I have been back in Canada for a few months now, for the usual hockey off-season, and I can’t help but continually make comparisons between my two homes. When nearing the end of the season in Europe, I start fantasizing about things at home in Canada: all the foods I’m going to eat, activities I’m going to do, people I am going to see.
Once here however, and all the Canadian foods have been devoured, summer festivals have been attended, and family have been visited, I start doing the same romanticizing about all the things I miss overseas. Read on to see what it is I adore and miss about Germany and Switzerland when home in North America, and those things I long for in Canada, when I am living the expat life in Europe. How many of the same would you include on your own list?
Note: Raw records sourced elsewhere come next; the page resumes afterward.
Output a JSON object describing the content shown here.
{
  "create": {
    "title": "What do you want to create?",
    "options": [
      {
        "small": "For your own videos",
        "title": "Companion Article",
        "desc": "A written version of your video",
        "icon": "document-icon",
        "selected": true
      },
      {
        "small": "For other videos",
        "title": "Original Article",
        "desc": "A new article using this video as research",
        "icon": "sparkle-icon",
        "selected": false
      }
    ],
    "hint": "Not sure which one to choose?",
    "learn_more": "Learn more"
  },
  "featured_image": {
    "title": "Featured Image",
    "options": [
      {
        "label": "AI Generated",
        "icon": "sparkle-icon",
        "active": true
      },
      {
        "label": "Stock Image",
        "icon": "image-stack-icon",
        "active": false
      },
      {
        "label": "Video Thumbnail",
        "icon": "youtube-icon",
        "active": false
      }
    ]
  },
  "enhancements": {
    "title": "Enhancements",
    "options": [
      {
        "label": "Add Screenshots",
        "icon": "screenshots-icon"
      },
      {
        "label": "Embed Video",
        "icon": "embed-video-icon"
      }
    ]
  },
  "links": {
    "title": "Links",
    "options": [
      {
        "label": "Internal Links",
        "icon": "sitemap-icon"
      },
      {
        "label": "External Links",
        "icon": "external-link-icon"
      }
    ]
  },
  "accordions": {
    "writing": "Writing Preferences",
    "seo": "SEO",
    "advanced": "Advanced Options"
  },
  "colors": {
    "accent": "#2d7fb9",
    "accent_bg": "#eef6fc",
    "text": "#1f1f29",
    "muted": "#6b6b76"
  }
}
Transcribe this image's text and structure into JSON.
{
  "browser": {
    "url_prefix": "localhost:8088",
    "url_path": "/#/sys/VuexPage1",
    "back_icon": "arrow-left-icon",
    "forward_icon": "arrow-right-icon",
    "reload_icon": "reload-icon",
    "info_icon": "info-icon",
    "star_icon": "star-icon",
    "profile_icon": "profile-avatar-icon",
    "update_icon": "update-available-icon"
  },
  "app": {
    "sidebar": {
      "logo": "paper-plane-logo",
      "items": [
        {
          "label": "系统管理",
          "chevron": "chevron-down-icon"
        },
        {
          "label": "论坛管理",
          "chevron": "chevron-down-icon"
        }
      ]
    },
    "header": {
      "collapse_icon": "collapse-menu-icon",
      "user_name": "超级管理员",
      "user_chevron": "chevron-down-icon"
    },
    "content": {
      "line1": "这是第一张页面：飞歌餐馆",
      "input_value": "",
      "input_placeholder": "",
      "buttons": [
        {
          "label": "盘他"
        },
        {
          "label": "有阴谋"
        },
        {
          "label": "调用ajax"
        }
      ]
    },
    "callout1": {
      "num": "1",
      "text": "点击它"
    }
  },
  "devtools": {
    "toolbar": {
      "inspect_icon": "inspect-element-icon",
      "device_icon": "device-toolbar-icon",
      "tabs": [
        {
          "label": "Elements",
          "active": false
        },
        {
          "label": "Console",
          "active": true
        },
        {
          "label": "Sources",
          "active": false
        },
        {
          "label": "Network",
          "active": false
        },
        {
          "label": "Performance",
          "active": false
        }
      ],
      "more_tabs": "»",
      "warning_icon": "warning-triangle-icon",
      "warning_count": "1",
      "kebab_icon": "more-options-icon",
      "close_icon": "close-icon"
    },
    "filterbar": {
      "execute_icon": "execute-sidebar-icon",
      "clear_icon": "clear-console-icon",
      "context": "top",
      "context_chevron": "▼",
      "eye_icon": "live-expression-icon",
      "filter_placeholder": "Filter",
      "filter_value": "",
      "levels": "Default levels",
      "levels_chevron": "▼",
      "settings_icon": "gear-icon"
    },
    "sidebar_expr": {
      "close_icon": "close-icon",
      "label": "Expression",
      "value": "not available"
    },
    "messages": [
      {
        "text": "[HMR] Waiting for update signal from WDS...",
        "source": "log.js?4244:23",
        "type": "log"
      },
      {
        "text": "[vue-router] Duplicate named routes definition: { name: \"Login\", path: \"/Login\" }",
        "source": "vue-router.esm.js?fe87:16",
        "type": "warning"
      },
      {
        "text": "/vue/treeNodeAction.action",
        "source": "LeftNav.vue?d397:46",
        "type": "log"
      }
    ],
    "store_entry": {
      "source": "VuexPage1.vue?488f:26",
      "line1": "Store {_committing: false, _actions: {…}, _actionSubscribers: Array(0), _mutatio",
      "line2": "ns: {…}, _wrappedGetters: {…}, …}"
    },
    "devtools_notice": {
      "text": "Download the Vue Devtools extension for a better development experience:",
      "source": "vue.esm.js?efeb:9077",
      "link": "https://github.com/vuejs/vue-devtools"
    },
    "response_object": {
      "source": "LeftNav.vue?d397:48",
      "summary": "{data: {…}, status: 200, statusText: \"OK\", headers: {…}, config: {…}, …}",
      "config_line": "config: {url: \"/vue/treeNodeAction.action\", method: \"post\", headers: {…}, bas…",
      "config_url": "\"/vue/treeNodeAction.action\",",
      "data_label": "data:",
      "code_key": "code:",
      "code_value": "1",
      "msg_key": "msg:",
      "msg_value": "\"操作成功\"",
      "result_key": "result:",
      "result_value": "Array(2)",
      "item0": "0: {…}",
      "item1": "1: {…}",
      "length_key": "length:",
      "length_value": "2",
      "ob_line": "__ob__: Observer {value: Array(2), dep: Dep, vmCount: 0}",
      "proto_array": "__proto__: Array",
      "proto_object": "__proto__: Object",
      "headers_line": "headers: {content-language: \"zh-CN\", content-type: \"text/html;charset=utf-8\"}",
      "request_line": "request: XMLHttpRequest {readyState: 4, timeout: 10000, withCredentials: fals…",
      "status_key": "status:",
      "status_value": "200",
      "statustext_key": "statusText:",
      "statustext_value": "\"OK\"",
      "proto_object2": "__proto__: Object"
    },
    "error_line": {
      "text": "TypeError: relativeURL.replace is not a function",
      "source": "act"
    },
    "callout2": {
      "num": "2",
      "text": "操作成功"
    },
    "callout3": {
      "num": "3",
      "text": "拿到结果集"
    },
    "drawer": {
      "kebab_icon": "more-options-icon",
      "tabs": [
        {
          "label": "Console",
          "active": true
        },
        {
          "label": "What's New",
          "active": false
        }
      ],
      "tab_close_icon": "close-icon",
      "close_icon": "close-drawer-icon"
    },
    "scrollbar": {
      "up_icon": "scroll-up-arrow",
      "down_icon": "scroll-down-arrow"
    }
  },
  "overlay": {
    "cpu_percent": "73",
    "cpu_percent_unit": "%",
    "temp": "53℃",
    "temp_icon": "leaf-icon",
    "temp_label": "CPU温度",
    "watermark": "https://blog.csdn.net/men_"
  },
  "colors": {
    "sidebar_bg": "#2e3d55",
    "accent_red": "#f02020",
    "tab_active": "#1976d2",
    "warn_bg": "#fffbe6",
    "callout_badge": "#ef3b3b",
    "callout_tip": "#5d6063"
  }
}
First and foremost, food tops the list of what I miss most, or more specifically, food shopping. In Canada, the food is familiar and comforting, I can read labels, seek out childhood favourites, but most importantly- it’s easy! We all know that North America is the fattest place on earth, and I can certainly understand why. Food here, in its pre-chopped, pre-washed, premixed, pre-cooked glory, makes meal prep almost non-existent. The inner-isles of grocery stores, where all the processed foods are, take up twice as much space in NA grocery stores as they do it Europe. Triscuit crackers, Macaroni and Cheese, cake mixes (you may remember my rant about that one in a previous post), are available in abundance and seem to be constantly calling my name. That said, what I miss most about Switzerland is also the food . . . and my figure! Taking my basket and walking to the small market down the road on a daily basis, picking up the fresh veggies and meats needed for that night’s dinner, really helps keep the bulge at bay. Even when partaking in rich traditional Swiss foods, full of great cheeses and carbs, somehow it seems that the body just knows it all came from the farm down the way, and directs it to different, more flattering places. A lot can also be said about the difference in portion sizes in restaurants, but that’s a whole blog topic of its own.
Speaking of food shopping, what a relief it is when I return each summer to a land where shopping for groceries, or just about anything for that matter, can be done at virtually any hour of any day. If I have a busy Saturday, I won’t go hungry on Sunday. If I work a long day, I can still pick up breakfast for the next morning, even at 11 at night. Sundays can even be spent actually shopping, rather than just window shopping. And best of all, I can go to the bank all day long.
Rules and Routine
What Europe lacks in flexibility however, they sure makes up for in conformity, and I like it. Being able to buy milk at midnight can often lead to you needing milk at midnight. When living my normally scheduled life in Switzerland, I would never forget to pick up things like bread or milk during the busy hours of the day, because life is just that much more structured and regulated. Although it took some getting used to, I learned to like the way people in Germany wait at cross walks, never daring to jay walk. I now appreciate being told that I am not allowed to vacuum or do yard work on Sundays. And you know what, you’re right, it’s not good for the environment or our health to let my car idle outside my house anyhow.
I can credit moving to Germany with forcing me to learn how to create a well-behaved dog. Allowing dogs into pubs and restaurants has encouraged the people of Europe to do the work required to make their dogs well-mannered. Surely, dogs in Germany and Switzerland are very thankful for having owners that care so well for them, providing them with all of the attention and enrichment they need. So many back-yard dog owners in NA could really benefit from gaining the perspective that the Germans and Swiss have regarding pets. That said, as the owner of three “work in progress” pups myself, it is a nice relief to come back to Canada and be amongst the many other dogs with yapping problems, leash pulling issues, and anti-social tendencies. Around here, having a chihuahua that can sit and stay (on the ground rather than in a purse), really makes us look like pros.
This point may surprise you. For any of us returning to our home countries it is always a wonderful feeling being able to speak and read in our native language. For myself however, I don’t get much of this treat. When I return to Canada, it is to my husband’s hometown of Montreal, in the very French province of Quebec. While I did learn some French in school while growing up, I am very far from fluent. In fact, when my mind now wishes to attempt a second language, my mouth nearly always goes right to German. Being able to work at learning a second language when in Europe gives me a great sense of pride, and to switch from German to French for only a few months each year makes the learning process quite complicated. Being applauded by Swiss friends when I say something with just the right dialect, is satisfying and validating. While in Montreal I often just revert back to being that outsider that appears too afraid or unwilling to try.
Doing such comparisons is a natural part of life as an expat. Seeing the good as well as the bad in each unique aspect of our lives helps us to appreciate both our homeland as well as our new home. If you like, please take a moment to comment below, detailing what you miss most from your home and/or your expat home.